**What to produce:** Exclude the pictures, then copy all remaining records exactly.

**Extracted data:**
* * *
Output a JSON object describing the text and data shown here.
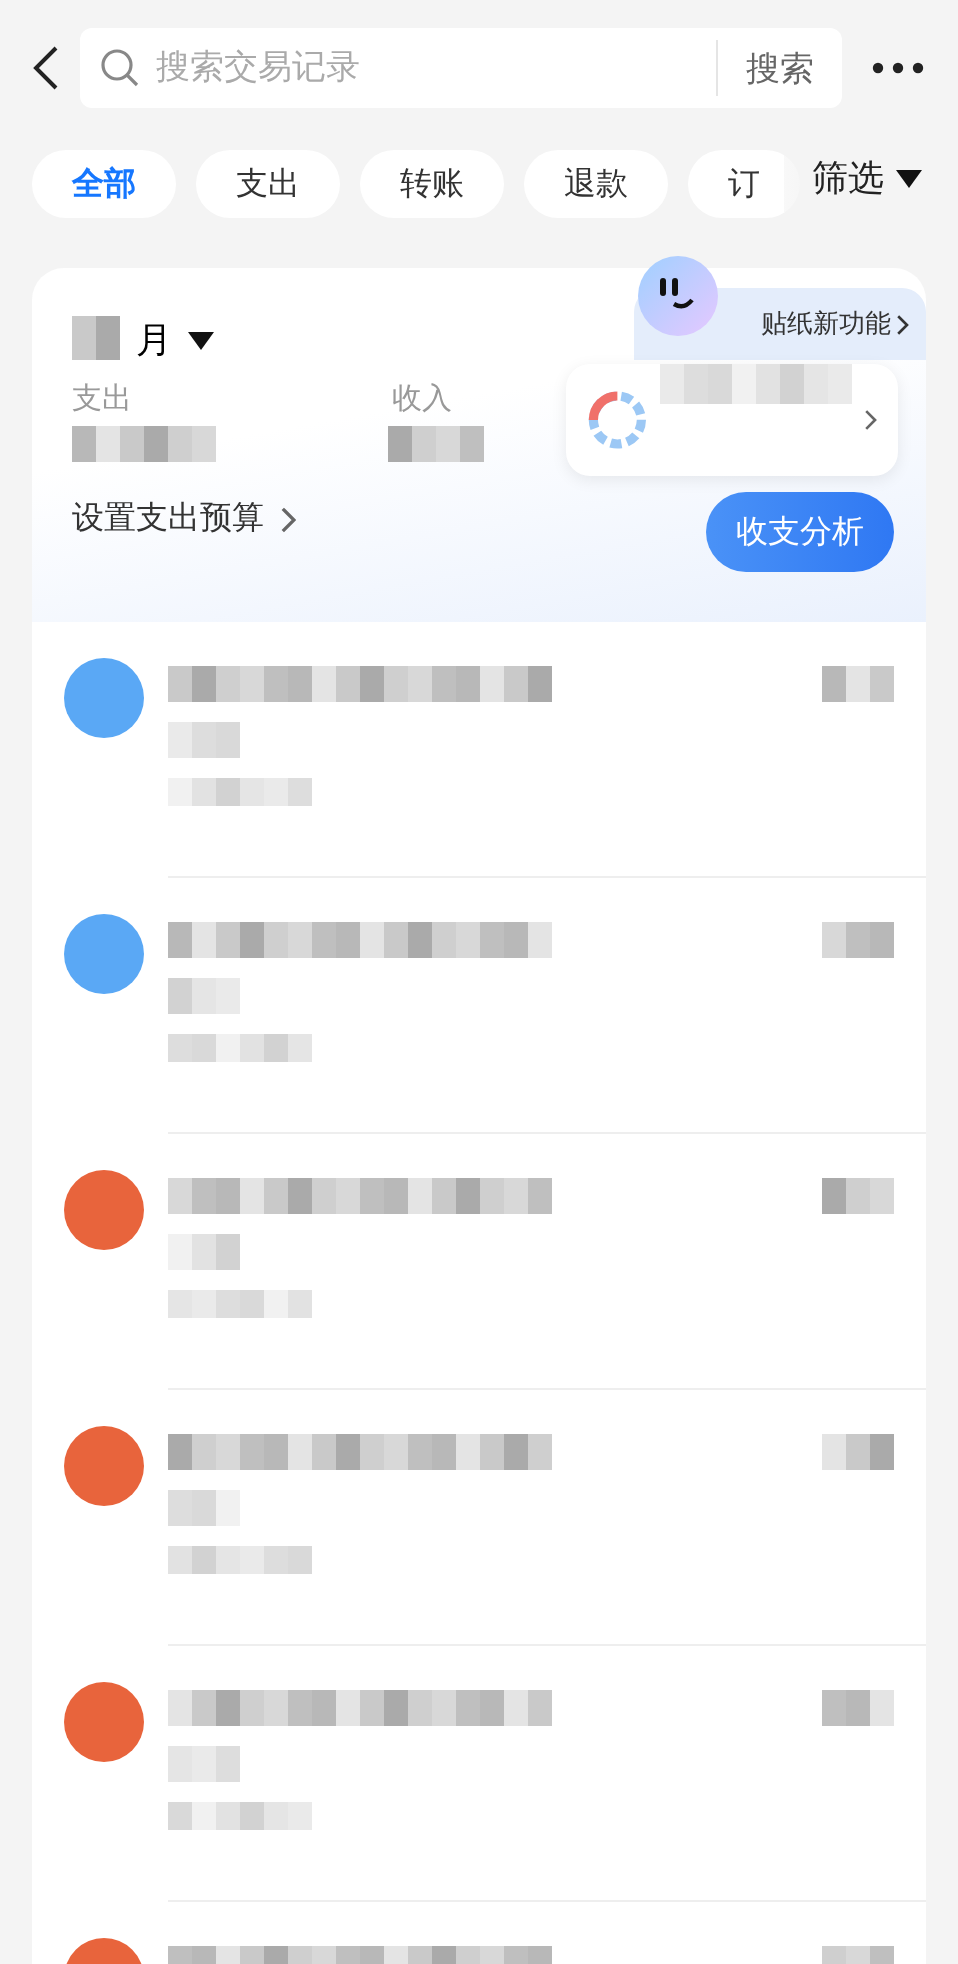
{
  "header": {
    "search": {
      "placeholder": "搜索交易记录",
      "button": "搜索"
    }
  },
  "chips": [
    {
      "label": "全部",
      "selected": true
    },
    {
      "label": "支出",
      "selected": false
    },
    {
      "label": "转账",
      "selected": false
    },
    {
      "label": "退款",
      "selected": false
    },
    {
      "label": "订",
      "selected": false
    }
  ],
  "filter": "筛选",
  "summary": {
    "month": "月",
    "expense_label": "支出",
    "income_label": "收入",
    "budget_link": "设置支出预算",
    "analysis_button": "收支分析",
    "sticker_badge": "贴纸新功能"
  },
  "transactions": [
    {
      "color": "#5aa8f5"
    },
    {
      "color": "#5aa8f5"
    },
    {
      "color": "#e8643c"
    },
    {
      "color": "#e8643c"
    },
    {
      "color": "#e8643c"
    },
    {
      "color": "#e8643c"
    }
  ]
}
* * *
**Written answer:**
Output a JSON object describing the text and data shown here.
{
  "header": {
    "search": {
      "placeholder": "搜索交易记录",
      "button": "搜索"
    }
  },
  "chips": [
    {
      "label": "全部",
      "selected": true
    },
    {
      "label": "支出",
      "selected": false
    },
    {
      "label": "转账",
      "selected": false
    },
    {
      "label": "退款",
      "selected": false
    },
    {
      "label": "订",
      "selected": false
    }
  ],
  "filter": "筛选",
  "summary": {
    "month": "月",
    "expense_label": "支出",
    "income_label": "收入",
    "budget_link": "设置支出预算",
    "analysis_button": "收支分析",
    "sticker_badge": "贴纸新功能"
  },
  "transactions": [
    {
      "color": "#5aa8f5"
    },
    {
      "color": "#5aa8f5"
    },
    {
      "color": "#e8643c"
    },
    {
      "color": "#e8643c"
    },
    {
      "color": "#e8643c"
    },
    {
      "color": "#e8643c"
    }
  ]
}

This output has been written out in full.